KPA to invite fresh bids for transit cargo services

 

MV Boston offloading cargo at the Port of Lamu, March 2023. [Robert Menza, Standard]

The Kenya Ports Authority will re-tender for the provision of end-to-end logistics services for cargo destined for transit markets amid a storm from freight forwarders who have opposed the decision.

KPA said that an earlier tender for last-mile transportation services was non-responsive, but will be progressed in line with the public procurement guidelines.

The ports acting manager of corporate communication, Mr Jones Buchere, said transit markets form a critical business segment for KPA, representing 32 per cent of the total traffic through the port of Mombasa as of 2023.

Insisting that KPA had not shelved the plan due to opposition from clearing and forwarding agents, Mr Buchere said Mombasa faces competition from neighbouring ports and transport corridors, hence the plan.

He cited some markets where he said Mombasa was geographically disadvantaged for the need to employ innovative approaches.

"Re-tendering will be embarked upon after incorporating views from key stakeholders, a process that is currently ongoing through various consultations," he said.

He said KPA strives to remain the market leader and is constantly developing strategies to competitively position the Mombasa port, curb cargo diversion and promote business growth.

"Several initiatives have been adopted such as tariff-based incentives, increase of free-storage period and end-to-end logistics solutions to offer a one-stop service," said Mr Buchere on efforts to improve services for transit markets.

Last week, the Kenya International Freight and Warehousing Association (Kifwa) national chairman, Mr Roy Mwanthi, claimed all freight agents had rejected KPA's plan to handle end-to-end logistics for cargo destined for the landlocked countries.

He said his members had opposed the deal during a Tuesday port stakeholders meeting at the port, saying it would impact negatively on their businesses.

"Stakeholders have rejected the plan because it poses direct competition between KPA and freight forwarders, its customers," Mr Mwanthi argued.

In the plan, KPA wants to ferry cargo for transit from the port to Naivasha and offer logistical support, but clearing and forwarding agents say this will push them out of business.

The transit market for the port includes Uganda, South Sudan, the Democratic Republic of Congo, Burundi and Rwanda.

Statistics from KPA show that Mombasa port handled 11,395,478 tonnes of cargo for the transit market last year.

Uganda had the lion’s share with 7,115,085 tonnes, or 62.4 per cent of the landlocked countries' market.

South Sudan came second with 1,901,758 tonnes followed by DRC with 1,510,979 tonnes.

Other transit markets are Rwanda, Burundi and parts of Tanzania.

The landlocked countries using the port have since put pressure on KPA to make it easier to do business at the facility or they move to the neighbouring port of Dar es Salaam.

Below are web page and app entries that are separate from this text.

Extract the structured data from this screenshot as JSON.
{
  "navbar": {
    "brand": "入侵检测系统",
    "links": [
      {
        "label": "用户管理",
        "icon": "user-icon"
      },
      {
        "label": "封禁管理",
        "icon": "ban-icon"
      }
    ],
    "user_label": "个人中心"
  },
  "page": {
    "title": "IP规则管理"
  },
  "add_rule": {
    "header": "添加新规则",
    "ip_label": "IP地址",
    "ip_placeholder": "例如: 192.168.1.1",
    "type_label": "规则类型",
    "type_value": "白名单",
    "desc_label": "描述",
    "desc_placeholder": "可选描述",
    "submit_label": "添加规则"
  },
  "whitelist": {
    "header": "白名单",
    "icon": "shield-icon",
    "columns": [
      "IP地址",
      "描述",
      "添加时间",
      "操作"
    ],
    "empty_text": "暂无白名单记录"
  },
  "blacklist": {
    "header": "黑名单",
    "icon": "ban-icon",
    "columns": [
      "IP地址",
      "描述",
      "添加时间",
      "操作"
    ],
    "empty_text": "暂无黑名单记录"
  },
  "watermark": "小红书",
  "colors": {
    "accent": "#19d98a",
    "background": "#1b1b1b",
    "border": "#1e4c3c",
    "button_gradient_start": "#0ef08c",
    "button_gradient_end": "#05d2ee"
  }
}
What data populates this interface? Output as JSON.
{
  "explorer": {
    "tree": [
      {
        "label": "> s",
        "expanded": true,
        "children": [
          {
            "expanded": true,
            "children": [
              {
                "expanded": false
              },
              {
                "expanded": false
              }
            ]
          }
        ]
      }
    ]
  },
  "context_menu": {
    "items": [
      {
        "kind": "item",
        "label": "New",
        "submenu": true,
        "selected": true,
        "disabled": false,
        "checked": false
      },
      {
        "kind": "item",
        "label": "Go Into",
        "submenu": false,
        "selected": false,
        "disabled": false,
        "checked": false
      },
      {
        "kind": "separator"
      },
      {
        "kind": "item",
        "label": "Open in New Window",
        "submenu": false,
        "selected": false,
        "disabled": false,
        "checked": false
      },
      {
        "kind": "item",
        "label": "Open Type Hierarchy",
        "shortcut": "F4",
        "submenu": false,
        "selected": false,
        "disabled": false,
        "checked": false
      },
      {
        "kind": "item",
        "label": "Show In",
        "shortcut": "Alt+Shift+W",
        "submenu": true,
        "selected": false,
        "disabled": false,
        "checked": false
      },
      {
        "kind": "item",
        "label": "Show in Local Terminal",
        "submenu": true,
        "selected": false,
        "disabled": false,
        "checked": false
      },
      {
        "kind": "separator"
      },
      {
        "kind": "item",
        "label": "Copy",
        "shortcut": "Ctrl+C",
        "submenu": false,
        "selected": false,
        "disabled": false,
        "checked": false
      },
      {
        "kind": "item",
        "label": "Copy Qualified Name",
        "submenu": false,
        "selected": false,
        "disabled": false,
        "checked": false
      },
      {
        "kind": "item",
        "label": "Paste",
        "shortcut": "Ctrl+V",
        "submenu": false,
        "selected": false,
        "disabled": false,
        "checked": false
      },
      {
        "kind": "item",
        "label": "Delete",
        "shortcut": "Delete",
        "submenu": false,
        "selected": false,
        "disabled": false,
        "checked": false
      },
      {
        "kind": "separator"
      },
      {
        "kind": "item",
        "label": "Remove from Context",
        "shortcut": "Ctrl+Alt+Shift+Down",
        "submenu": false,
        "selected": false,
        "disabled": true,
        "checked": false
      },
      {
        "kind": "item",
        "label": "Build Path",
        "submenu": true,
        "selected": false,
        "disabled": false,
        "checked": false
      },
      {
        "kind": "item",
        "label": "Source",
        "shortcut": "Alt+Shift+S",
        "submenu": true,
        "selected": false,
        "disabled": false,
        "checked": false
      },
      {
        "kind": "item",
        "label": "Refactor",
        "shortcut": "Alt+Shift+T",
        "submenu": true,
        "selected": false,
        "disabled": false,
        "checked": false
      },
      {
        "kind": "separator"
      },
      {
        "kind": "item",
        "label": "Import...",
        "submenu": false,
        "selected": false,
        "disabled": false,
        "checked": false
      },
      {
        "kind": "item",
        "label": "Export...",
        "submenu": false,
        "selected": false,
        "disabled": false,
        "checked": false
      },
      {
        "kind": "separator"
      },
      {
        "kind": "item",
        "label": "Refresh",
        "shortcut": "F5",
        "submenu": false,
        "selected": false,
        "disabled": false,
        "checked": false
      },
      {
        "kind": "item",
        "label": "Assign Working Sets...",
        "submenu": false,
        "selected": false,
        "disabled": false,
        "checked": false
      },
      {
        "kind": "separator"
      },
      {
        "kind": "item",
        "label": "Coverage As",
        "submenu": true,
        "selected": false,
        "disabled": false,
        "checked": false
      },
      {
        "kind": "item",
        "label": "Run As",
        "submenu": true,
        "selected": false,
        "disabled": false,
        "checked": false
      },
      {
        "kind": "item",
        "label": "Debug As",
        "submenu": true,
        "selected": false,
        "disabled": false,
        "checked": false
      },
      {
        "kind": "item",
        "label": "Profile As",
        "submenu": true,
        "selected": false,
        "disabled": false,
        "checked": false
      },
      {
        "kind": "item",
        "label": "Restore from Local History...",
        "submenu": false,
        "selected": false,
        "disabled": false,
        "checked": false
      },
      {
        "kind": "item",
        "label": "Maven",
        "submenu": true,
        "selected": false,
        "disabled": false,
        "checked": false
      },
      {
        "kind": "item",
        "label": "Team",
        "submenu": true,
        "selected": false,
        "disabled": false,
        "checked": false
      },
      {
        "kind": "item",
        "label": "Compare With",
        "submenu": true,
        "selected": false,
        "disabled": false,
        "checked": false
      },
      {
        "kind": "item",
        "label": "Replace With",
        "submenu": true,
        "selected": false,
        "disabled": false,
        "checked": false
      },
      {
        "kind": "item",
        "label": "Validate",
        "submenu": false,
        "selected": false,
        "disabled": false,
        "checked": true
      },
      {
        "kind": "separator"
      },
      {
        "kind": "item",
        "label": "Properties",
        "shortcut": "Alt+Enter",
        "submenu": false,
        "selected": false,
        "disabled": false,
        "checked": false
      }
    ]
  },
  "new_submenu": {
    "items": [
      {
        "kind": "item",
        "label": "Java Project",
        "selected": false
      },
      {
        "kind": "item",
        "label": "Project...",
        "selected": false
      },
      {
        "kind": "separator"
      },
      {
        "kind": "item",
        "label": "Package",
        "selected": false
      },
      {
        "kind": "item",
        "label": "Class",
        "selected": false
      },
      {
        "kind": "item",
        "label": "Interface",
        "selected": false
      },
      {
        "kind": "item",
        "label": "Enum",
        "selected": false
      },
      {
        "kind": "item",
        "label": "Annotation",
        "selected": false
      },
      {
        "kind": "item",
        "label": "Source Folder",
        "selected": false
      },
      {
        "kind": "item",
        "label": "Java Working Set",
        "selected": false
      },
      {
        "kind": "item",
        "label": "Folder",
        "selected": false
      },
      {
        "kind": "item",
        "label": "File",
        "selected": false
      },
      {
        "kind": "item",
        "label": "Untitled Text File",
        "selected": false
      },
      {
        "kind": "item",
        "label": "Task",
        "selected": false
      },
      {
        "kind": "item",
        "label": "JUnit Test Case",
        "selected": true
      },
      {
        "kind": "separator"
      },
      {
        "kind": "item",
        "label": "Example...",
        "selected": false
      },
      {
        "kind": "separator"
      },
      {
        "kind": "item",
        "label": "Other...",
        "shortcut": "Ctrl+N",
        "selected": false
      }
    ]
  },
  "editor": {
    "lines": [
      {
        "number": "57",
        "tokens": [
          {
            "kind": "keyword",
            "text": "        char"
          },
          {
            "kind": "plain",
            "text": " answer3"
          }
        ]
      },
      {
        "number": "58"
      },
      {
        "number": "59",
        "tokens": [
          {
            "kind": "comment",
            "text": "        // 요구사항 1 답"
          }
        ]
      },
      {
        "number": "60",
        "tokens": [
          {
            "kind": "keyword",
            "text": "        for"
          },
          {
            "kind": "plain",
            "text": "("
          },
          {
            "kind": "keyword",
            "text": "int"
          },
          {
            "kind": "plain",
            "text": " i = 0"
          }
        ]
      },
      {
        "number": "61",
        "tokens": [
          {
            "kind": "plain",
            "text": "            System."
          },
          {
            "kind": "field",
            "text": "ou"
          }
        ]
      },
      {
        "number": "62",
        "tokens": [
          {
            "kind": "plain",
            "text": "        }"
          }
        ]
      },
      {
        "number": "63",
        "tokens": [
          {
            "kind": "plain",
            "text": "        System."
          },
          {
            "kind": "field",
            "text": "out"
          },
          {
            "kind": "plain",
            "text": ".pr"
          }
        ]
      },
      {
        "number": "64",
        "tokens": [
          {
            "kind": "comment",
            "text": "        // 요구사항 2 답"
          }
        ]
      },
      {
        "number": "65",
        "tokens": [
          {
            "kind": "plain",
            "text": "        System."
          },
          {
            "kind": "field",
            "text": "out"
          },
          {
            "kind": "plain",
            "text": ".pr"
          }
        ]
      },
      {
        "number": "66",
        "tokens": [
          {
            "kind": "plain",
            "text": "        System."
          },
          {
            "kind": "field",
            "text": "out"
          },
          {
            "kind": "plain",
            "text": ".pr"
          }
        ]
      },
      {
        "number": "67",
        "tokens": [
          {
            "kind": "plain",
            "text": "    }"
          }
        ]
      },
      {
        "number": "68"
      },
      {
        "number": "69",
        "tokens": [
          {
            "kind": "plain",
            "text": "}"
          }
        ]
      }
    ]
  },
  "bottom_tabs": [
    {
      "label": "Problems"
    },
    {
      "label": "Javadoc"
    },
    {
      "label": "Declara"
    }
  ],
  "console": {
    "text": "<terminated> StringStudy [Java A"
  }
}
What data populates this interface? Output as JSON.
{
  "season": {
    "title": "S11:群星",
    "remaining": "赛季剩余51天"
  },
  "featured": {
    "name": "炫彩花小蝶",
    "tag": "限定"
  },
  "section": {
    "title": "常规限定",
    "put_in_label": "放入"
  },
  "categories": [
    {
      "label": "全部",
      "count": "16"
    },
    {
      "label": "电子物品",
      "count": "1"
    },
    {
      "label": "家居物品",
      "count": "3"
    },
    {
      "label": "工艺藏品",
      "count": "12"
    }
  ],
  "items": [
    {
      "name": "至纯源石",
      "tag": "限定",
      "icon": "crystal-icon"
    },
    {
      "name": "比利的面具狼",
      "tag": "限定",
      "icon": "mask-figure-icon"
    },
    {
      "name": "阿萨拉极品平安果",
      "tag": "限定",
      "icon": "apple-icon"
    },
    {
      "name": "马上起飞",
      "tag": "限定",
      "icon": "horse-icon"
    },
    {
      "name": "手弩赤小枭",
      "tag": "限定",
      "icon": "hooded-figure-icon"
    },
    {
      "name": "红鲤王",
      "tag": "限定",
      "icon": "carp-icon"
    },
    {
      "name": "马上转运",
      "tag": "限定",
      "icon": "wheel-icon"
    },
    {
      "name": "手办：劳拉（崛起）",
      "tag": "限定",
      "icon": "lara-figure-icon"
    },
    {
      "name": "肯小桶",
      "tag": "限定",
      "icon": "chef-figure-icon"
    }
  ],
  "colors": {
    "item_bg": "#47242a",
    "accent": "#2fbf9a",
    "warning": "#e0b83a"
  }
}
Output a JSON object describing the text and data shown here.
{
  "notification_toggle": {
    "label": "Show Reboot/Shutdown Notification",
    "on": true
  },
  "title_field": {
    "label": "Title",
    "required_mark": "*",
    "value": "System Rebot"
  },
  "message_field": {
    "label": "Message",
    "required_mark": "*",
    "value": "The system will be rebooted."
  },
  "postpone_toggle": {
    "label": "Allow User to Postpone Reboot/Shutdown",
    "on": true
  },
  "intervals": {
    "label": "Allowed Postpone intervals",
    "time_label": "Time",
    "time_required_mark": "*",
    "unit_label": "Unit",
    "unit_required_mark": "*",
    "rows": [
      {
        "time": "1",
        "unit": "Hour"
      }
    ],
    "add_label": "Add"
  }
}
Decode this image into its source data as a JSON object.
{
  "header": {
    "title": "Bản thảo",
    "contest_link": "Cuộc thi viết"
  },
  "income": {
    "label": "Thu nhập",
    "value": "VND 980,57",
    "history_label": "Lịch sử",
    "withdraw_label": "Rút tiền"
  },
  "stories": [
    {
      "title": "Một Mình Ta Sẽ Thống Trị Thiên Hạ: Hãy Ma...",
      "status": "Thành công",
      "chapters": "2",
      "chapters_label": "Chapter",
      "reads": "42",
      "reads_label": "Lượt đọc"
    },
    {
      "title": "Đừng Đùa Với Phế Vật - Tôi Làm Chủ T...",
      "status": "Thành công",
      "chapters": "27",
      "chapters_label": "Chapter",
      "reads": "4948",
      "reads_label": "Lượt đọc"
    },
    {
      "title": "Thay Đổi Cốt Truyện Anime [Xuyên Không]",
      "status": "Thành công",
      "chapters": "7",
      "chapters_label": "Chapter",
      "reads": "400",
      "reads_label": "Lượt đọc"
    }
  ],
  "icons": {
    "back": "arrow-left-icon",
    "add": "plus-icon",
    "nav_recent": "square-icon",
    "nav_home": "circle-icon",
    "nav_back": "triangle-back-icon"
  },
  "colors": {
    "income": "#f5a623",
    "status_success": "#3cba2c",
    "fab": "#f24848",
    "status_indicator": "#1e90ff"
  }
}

The KPA deal has already been communicated to the transit market as part of the incentives to attract business and ward off competition from neighbouring ports.

Kifwa has written to KPA Chairman Benjamin Tayari, saying that its planned venture into the logistics business will negatively affect their business at the port and ultimately lead to closure.

In the letter, Mr Mwanthi claimed KPA’s plan to take transit cargo to Naivasha was against President Ruto’s directive when he took power to return port operations to Mombasa.

“KPA’s mandate is to develop, manage, operate and regulate ports and not to venture into end-to-end logistics business, unless the KPA Act is amended. We have objected to and rejected this plan because KPA wants to give work to a few clearing agents and create a monopoly. It also wants to return port operations to Naivasha against the presidential directive. We cannot accept that,” Mr Mwanthi said.

In response, Mr Tayari explained that KPA intended to provide end-to-end logistics to shorten the distance from Mombasa port for the transit countries and boost business in the Northern Corridor region.

“We are going to complement each other... We want to support our customers in the transit market. We will see how best to implement the plan meant to be a win-win... It is an opportunity for everyone; nobody will be forced out of business,” he assured.

He said KPA would engage the logistics industry and resolve any issue in the best interest of port business.

But Mwanthi claimed that a foreign shipping firm was angling for the end-to-end logistics business through a few clearing and forwarding agents to implement the KPA plan.

Opinion
Premium From Canaan to crisis: The reality of broken promises, economic missteps
Business
Fuel price relief for motorists as tax pain awaits in Finance Bill
Opinion
Adopt generative AI wisely to survive the curve, then thrive
Opinion
Why we should take note of trends in global trade